A state panel has made recommendations for how to deal with the high number of deaths in Utah’s jails, such as screening inmate health before or immediately after booking. But lawmakers warn the suggestions could come with hefty price tags.
The 27-member panel released a report Monday with recommendations aimed at curbing suicide and substance-related deaths after a record 27 jail deaths were reported in 2016, the Standard-Examiner reported.
If physical, behavioral health or suicide risks are found when inmates are booked, additional assessments should be conducted to determine possible disorders, the report recommended.
Medical, behavioral health or other staff should be able to work remotely with jail personnel to perform assessments or prescribe medication, according to the report.
When inmates are released, substance use and mental health treatment programs in jail should include referrals on release to community-based treatment and recovery support programs.
The panel has also recommended the formation of a committee to develop policies, procedures and protocols for treatment of inmates experiencing substance use and mental health disorders.
The cost of the recommendations has not been determined.
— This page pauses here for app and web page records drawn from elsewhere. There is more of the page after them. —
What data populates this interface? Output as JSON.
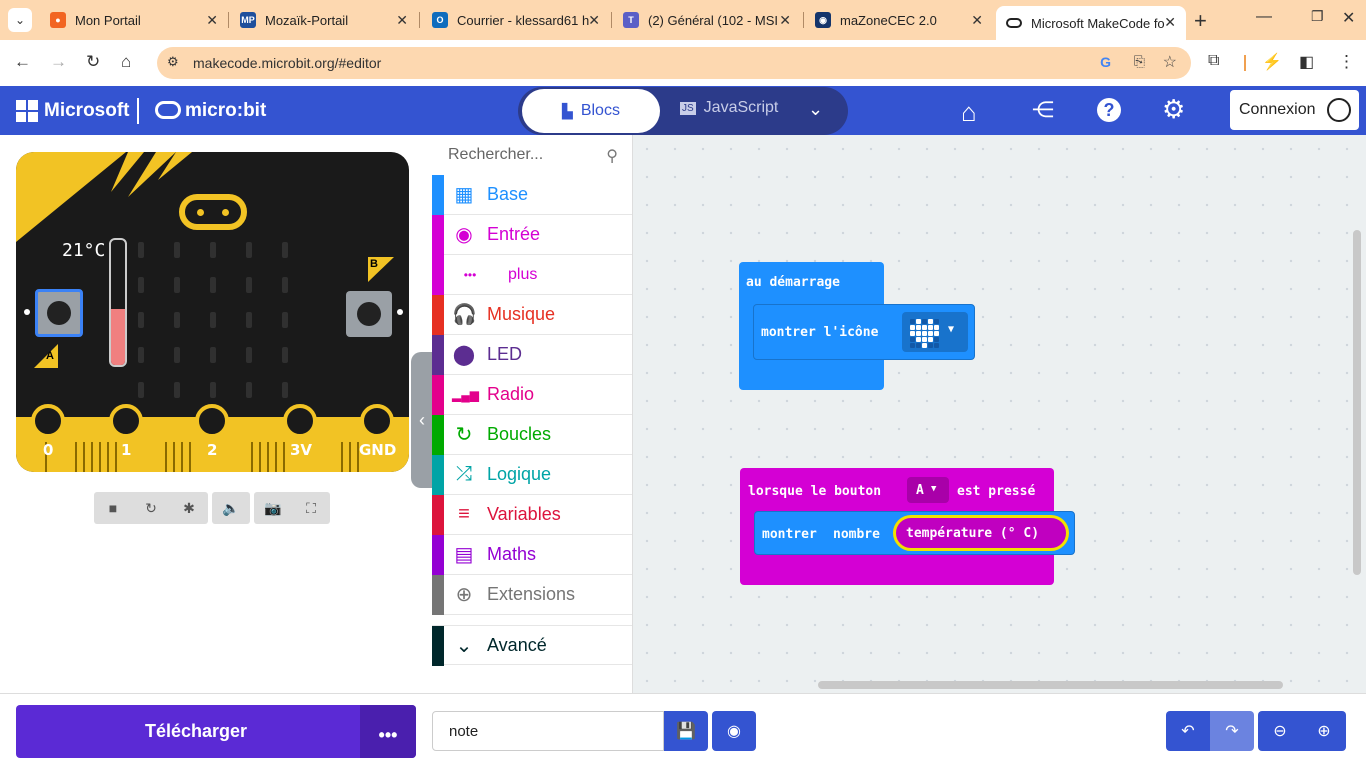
{
  "browser": {
    "tabs": [
      {
        "title": "Mon Portail",
        "fav": "M",
        "favcolor": "#fdd8b0"
      },
      {
        "title": "Mozaïk-Portail",
        "fav": "MP",
        "favcolor": "#1e4f9c"
      },
      {
        "title": "Courrier - klessard61 h",
        "fav": "O",
        "favcolor": "#0f6cbd"
      },
      {
        "title": "(2) Général (102 - MSI",
        "fav": "T",
        "favcolor": "#5b5fc7"
      },
      {
        "title": "maZoneCEC 2.0",
        "fav": "C",
        "favcolor": "#14346b"
      },
      {
        "title": "Microsoft MakeCode fo",
        "fav": "∞",
        "favcolor": "#ffffff"
      }
    ],
    "url": "makecode.microbit.org/#editor"
  },
  "header": {
    "brand": "Microsoft",
    "product": "micro:bit",
    "blocks_tab": "Blocs",
    "js_tab": "JavaScript",
    "connexion": "Connexion"
  },
  "simulator": {
    "temperature": "21°C",
    "button_a": "A",
    "button_b": "B",
    "pins": [
      "0",
      "1",
      "2",
      "3V",
      "GND"
    ],
    "thermo_level": 0.45
  },
  "toolbox": {
    "search_placeholder": "Rechercher...",
    "categories": [
      {
        "label": "Base",
        "color": "#1e90ff",
        "icon": "grid-icon"
      },
      {
        "label": "Entrée",
        "color": "#d400d4",
        "icon": "target-icon"
      },
      {
        "label": "plus",
        "color": "#d400d4",
        "icon": "more-icon"
      },
      {
        "label": "Musique",
        "color": "#e63022",
        "icon": "headphones-icon"
      },
      {
        "label": "LED",
        "color": "#5c2d91",
        "icon": "toggle-icon"
      },
      {
        "label": "Radio",
        "color": "#e3008c",
        "icon": "signal-icon"
      },
      {
        "label": "Boucles",
        "color": "#00aa00",
        "icon": "loop-icon"
      },
      {
        "label": "Logique",
        "color": "#00a4a6",
        "icon": "shuffle-icon"
      },
      {
        "label": "Variables",
        "color": "#dc143c",
        "icon": "list-icon"
      },
      {
        "label": "Maths",
        "color": "#9400d3",
        "icon": "calculator-icon"
      },
      {
        "label": "Extensions",
        "color": "#757575",
        "icon": "plus-circle-icon"
      },
      {
        "label": "Avancé",
        "color": "#00272b",
        "icon": "chevron-down-icon"
      }
    ]
  },
  "blocks": {
    "on_start": "au démarrage",
    "show_icon": "montrer l'icône",
    "on_button": "lorsque le bouton",
    "button_value": "A",
    "pressed": "est pressé",
    "show": "montrer",
    "number": "nombre",
    "temperature": "température (° C)"
  },
  "footer": {
    "download": "Télécharger",
    "more": "•••",
    "project_name": "note"
  }
}
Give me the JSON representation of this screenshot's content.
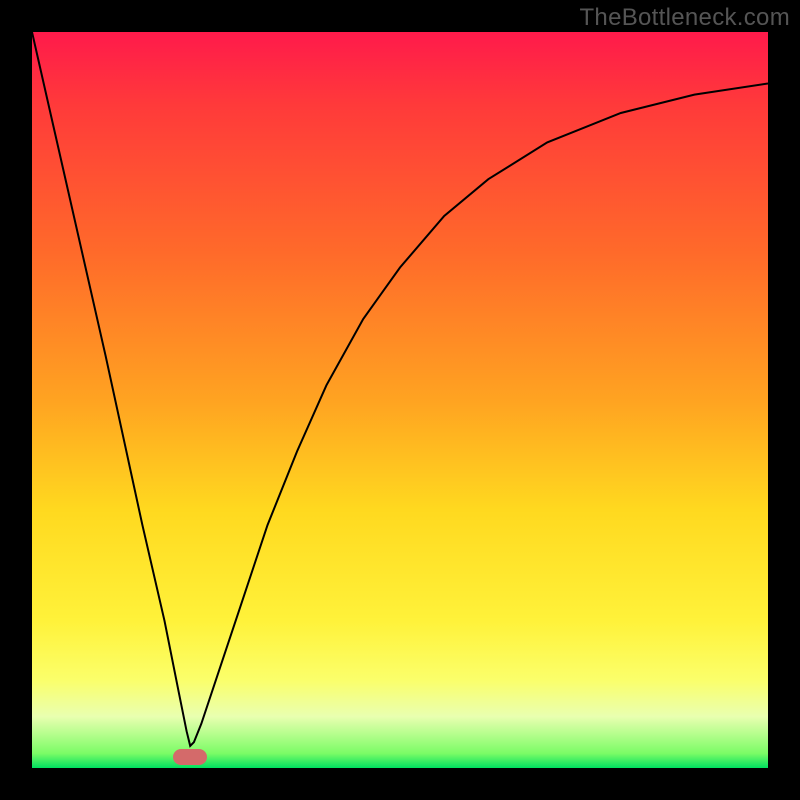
{
  "watermark": "TheBottleneck.com",
  "chart_data": {
    "type": "line",
    "title": "",
    "xlabel": "",
    "ylabel": "",
    "xlim": [
      0,
      1
    ],
    "ylim": [
      0,
      1
    ],
    "series": [
      {
        "name": "curve",
        "x": [
          0.0,
          0.05,
          0.1,
          0.15,
          0.18,
          0.2,
          0.21,
          0.215,
          0.22,
          0.23,
          0.25,
          0.28,
          0.32,
          0.36,
          0.4,
          0.45,
          0.5,
          0.56,
          0.62,
          0.7,
          0.8,
          0.9,
          1.0
        ],
        "y": [
          1.0,
          0.78,
          0.56,
          0.33,
          0.2,
          0.1,
          0.05,
          0.03,
          0.035,
          0.06,
          0.12,
          0.21,
          0.33,
          0.43,
          0.52,
          0.61,
          0.68,
          0.75,
          0.8,
          0.85,
          0.89,
          0.915,
          0.93
        ]
      }
    ],
    "marker": {
      "x": 0.215,
      "y": 0.015
    },
    "background_gradient": {
      "top": "#ff1a4b",
      "bottom": "#00e060"
    }
  }
}
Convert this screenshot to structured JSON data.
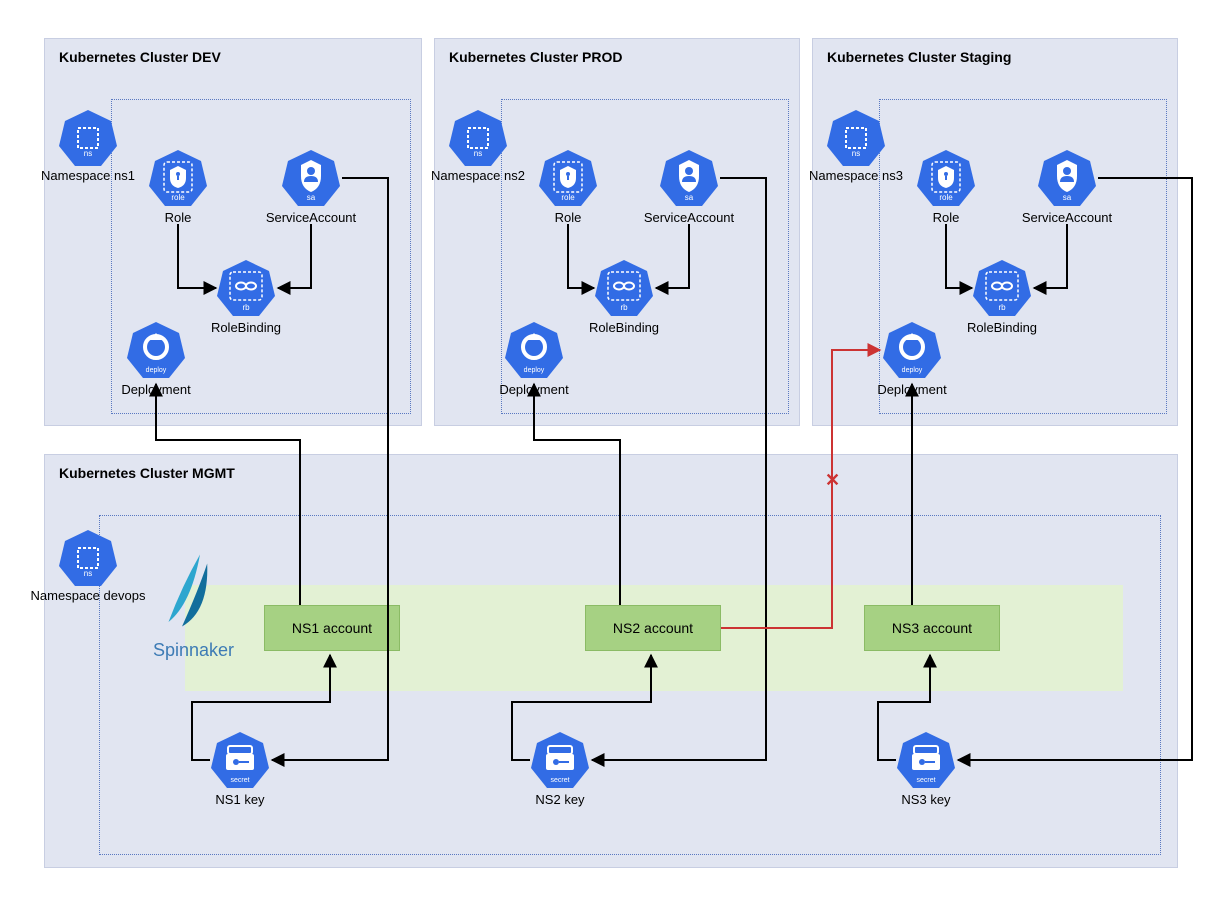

State lawmakers will now consider whether to implement the plan.
“Everything you’re talking about involves cost,” said Reed Richards, a Weber County deputy attorney who represented the Utah Sheriffs’ Association on the panel.
The panel has also suggested that state and counties try to obtain Medicaid funding to support some jail health care costs and that savings should be directed to the jails for care improvements.